USAToday has reported that LOST will end in 2010 after three more sixteen episode seasons.  And yes, to answer the first question that came to your mind, this does mean longer hiatuses.   Here comes the details.

The end is in sight for ABC’s acclaimed island mystery Lost, but fans will have to wait until 2010 for all the answers.

In a highly unusual move, the network announces plans today to end the show after three more shortened seasons of 16 episodes each.
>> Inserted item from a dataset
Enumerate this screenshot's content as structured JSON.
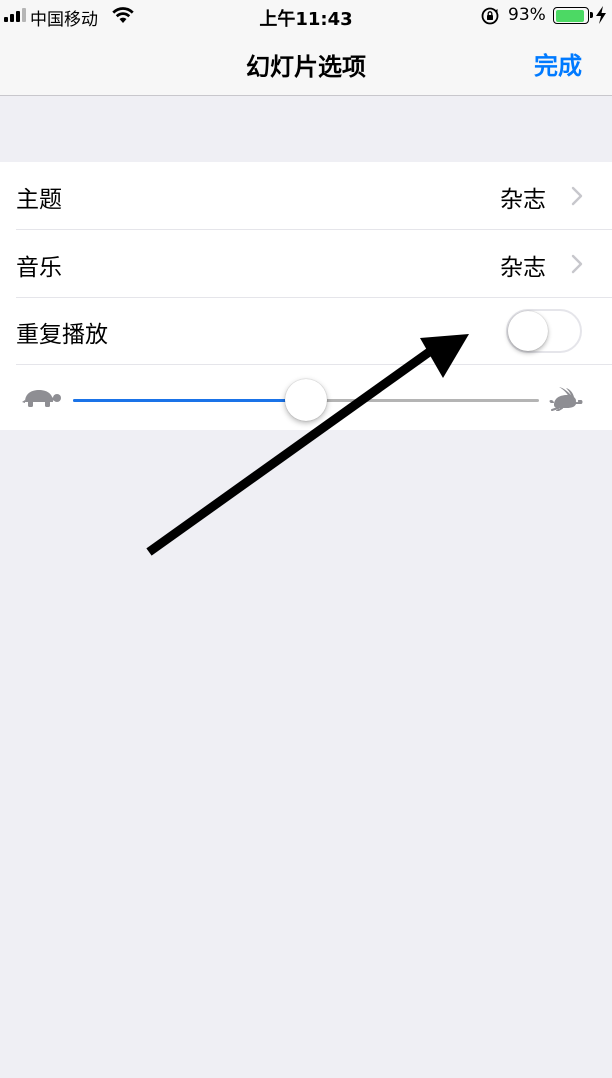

The episodes will air consecutively, repeat-free, from February to May.

While the news will no doubt brings days of kvetching from the enormous internet community that LOST has cultivated, the news can only be good in the long run.  Up until this point, LOST’s creative staff has worked on a season to season basis, careful to reveal the secrets of the underlying plot with fear prematurely exposing too much of the story only to be forced to find ludicrous ways to slow it down through an infinite cycle of renewals.

Were LOST handled like any other show, it’s end would not be told until the show was canceled, which ironically enough would probably come at the end of a long run of frustrating fans.

To some extent LOST has already wrestled with that very issue, trying to find a cycle that mixed bursts of mythology related to the “big picture” with purely character driven or otherwise diversionary episodes.  The frequent stretches of info-lite LOST episodes brought outrage from some fans and was beginning to galvanize the reputation of the show as a staller.

Now, LOST’s creative team has a canvas of forty-eight episodes at their disposal to tell a single story, and not a single moment need go to waste.  Of course, some might consider the fact that the shows new schedule, February to May with eight months between seasons, will make for grueling waits, but fear not.   The producers promise to make each of the three final chapters of LOST events on the level of a Harry Potter or Star Wars installment.   If fans can make it three years between those installments for just a few hours of storyline, what is eight months for sixteen hours of LOST that is nothing but answers?  Sounds like a worthwhile trade off to me.

– Jon Lachonis, BuddyTV Senior Writer


Senior Writer, BuddyTV